  • The workload of the court: Court backlogs can also impact the timeline.

On average, uncontested divorces in California can be finalized in as little as six months. However, contested divorces with complex issues can take well over a year or even several years.

Why Partner with a San Diego Divorce Lawyer?

Divorce can be a complex and emotionally charged experience. Navigating the legalities of property division, especially in a community property state like California, adds another layer of stress. 

Here’s how partnering with a San Diego divorce lawyer can benefit you throughout the process:

Expertise in California Divorce Law

California’s community property laws have specific nuances. An experienced San Diego divorce lawyer will deeply understand these intricacies and how they apply to your unique situation. 

This knowledge ensures you approach the property division process with clarity and confidence.

Protecting Your Rights Throughout the Process

Dividing assets and debts reasonably requires considering various factors, from the marriage’s length to each spouse’s earning capacity. 

A skilled lawyer will identify these factors, gather evidence, and advocate for a settlement that protects your financial interests.

Effective Negotiation and Communication

Negotiation and communication are crucial during a divorce, especially when discussing property division. Your lawyer possesses the experience and skills to effectively negotiate on your behalf and ensure your voice is heard throughout the process.

Clear communication is vital during this challenging time. Our testimonials page showcases how we’ve helped clients navigate their divorces.

Reduced Stress and More Time for You

Divorce involves a multitude of legal complexities. A San Diego divorce lawyer will handle these legalities, allowing you to focus on your emotional well-being and the well-being of your family, if applicable. This frees you up to make informed decisions about your future.

With a skilled legal partner, you can navigate the complexities of property division with greater confidence and clarity, ensuring a fair and successful outcome for your San Diego divorce.

Guiding You Through Divorce: Contact Garwood Family Law

Considering divorce and unsure how California’s community property laws will impact your situation? At Garwood Family Law, our San Diego divorce attorneys possess the experience and knowledge to guide you through every step of the property division process.

We understand the emotional and financial complexities of divorce. Our team protects your rights and advocates for a fair and equitable outcome.

Contact Garwood Family Law today to schedule a consultation. We offer a safe and confidential space to discuss your situation and receive personalized legal advice.


  1. Is everything split 50/50 in a California divorce?

Although California is a community property state, property division isn’t always a strict 50/50 split. Courts aim for a fair division based on factors like the marriage length and each spouse’s earning capacity.

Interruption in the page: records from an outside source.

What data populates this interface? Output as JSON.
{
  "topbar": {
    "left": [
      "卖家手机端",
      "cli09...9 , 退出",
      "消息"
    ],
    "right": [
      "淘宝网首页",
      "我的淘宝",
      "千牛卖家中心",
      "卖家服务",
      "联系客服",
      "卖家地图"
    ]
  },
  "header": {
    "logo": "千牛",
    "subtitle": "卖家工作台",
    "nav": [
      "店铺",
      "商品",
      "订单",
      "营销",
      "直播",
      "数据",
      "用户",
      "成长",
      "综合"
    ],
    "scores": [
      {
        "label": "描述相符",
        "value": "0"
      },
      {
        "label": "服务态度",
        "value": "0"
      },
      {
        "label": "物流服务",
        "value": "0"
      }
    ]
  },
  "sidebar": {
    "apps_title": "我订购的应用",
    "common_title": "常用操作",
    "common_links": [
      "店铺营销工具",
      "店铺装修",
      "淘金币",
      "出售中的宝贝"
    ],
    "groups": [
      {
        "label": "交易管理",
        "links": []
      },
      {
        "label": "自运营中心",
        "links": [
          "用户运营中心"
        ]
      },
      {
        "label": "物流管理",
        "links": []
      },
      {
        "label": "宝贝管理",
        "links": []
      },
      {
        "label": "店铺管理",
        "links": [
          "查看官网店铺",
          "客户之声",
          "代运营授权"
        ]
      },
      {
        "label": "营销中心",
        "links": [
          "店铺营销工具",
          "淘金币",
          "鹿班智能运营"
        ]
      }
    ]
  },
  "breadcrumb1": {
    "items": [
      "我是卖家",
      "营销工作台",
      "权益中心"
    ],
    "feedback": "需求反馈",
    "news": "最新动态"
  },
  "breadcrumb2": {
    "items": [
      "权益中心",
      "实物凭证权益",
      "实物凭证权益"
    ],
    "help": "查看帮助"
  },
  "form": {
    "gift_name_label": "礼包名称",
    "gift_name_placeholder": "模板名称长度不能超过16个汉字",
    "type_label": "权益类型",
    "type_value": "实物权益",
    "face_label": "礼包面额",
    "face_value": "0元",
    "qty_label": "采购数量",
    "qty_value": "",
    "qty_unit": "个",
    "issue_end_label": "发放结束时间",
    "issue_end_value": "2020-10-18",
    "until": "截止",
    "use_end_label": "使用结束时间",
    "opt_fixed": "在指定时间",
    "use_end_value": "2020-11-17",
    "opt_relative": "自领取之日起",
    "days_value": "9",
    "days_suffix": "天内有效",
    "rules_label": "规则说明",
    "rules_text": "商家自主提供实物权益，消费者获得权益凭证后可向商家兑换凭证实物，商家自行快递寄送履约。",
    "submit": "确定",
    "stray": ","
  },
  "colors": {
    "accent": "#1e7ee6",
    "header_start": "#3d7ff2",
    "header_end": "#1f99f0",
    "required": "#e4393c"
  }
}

  1. What is considered community property in California?

Community property refers to most assets and debts acquired during the marriage. Examples include the family home, furniture, cars purchased during the marriage, and retirement savings accrued during the marriage.

  1. What is separate property in California?

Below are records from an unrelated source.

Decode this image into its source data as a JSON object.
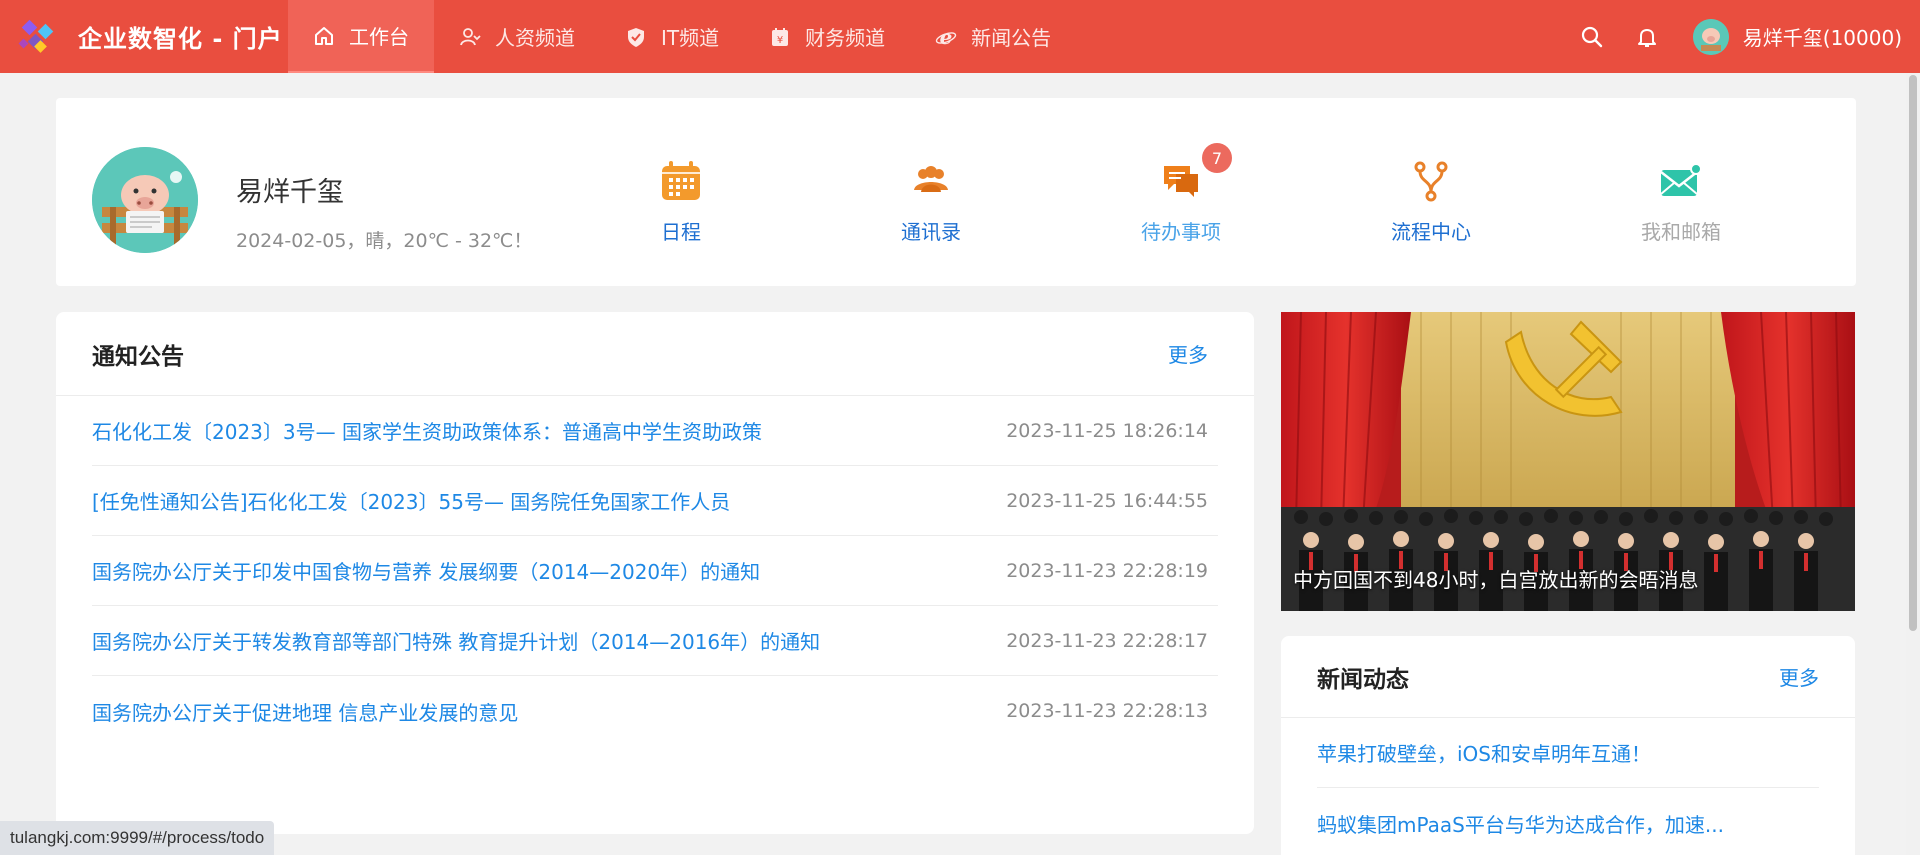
{
  "header": {
    "brand_title": "企业数智化 - 门户",
    "nav": [
      {
        "label": "工作台",
        "icon": "home-icon",
        "active": true
      },
      {
        "label": "人资频道",
        "icon": "user-icon",
        "active": false
      },
      {
        "label": "IT频道",
        "icon": "shield-icon",
        "active": false
      },
      {
        "label": "财务频道",
        "icon": "finance-icon",
        "active": false
      },
      {
        "label": "新闻公告",
        "icon": "ie-icon",
        "active": false
      }
    ],
    "user_display": "易烊千玺(10000)"
  },
  "profile": {
    "name": "易烊千玺",
    "weather": "2024-02-05，晴，20℃ - 32℃！"
  },
  "shortcuts": [
    {
      "label": "日程",
      "icon": "calendar-icon"
    },
    {
      "label": "通讯录",
      "icon": "contacts-icon"
    },
    {
      "label": "待办事项",
      "icon": "chat-icon",
      "badge": "7"
    },
    {
      "label": "流程中心",
      "icon": "flow-icon"
    },
    {
      "label": "我和邮箱",
      "icon": "mail-icon"
    }
  ],
  "notices": {
    "title": "通知公告",
    "more": "更多",
    "items": [
      {
        "title": "石化化工发〔2023〕3号— 国家学生资助政策体系：普通高中学生资助政策",
        "time": "2023-11-25 18:26:14"
      },
      {
        "title": "[任免性通知公告]石化化工发〔2023〕55号— 国务院任免国家工作人员",
        "time": "2023-11-25 16:44:55"
      },
      {
        "title": "国务院办公厅关于印发中国食物与营养 发展纲要（2014—2020年）的通知",
        "time": "2023-11-23 22:28:19"
      },
      {
        "title": "国务院办公厅关于转发教育部等部门特殊 教育提升计划（2014—2016年）的通知",
        "time": "2023-11-23 22:28:17"
      },
      {
        "title": "国务院办公厅关于促进地理 信息产业发展的意见",
        "time": "2023-11-23 22:28:13"
      }
    ]
  },
  "banner": {
    "caption": "中方回国不到48小时，白宫放出新的会晤消息"
  },
  "news": {
    "title": "新闻动态",
    "more": "更多",
    "items": [
      {
        "title": "苹果打破壁垒，iOS和安卓明年互通！"
      },
      {
        "title": "蚂蚁集团mPaaS平台与华为达成合作，加速..."
      }
    ]
  },
  "status_bar": {
    "url": "tulangkj.com:9999/#/process/todo"
  },
  "colors": {
    "header_bg": "#e94e3f",
    "link_blue": "#1e88e5",
    "badge_red": "#ec6a5e"
  }
}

Separate property includes assets and debts acquired before the marriage or through inheritance or gifts received by one spouse specifically. Income earned solely by one spouse after the separation date (legal separation or filing for divorce) is also considered separate property.

  1. What happens to debts in a California divorce?

Debts and liabilities acquired during the marriage are also considered community property and are subject to division along with assets. The court will determine how these debts are allocated between the spouses.

  1. Do I need a lawyer to handle the property division in my California divorce?

While not mandatory, a San Diego divorce lawyer can be invaluable. They possess expertise in California community property laws, can protect your rights during negotiations, and ensure a fair and informed outcome.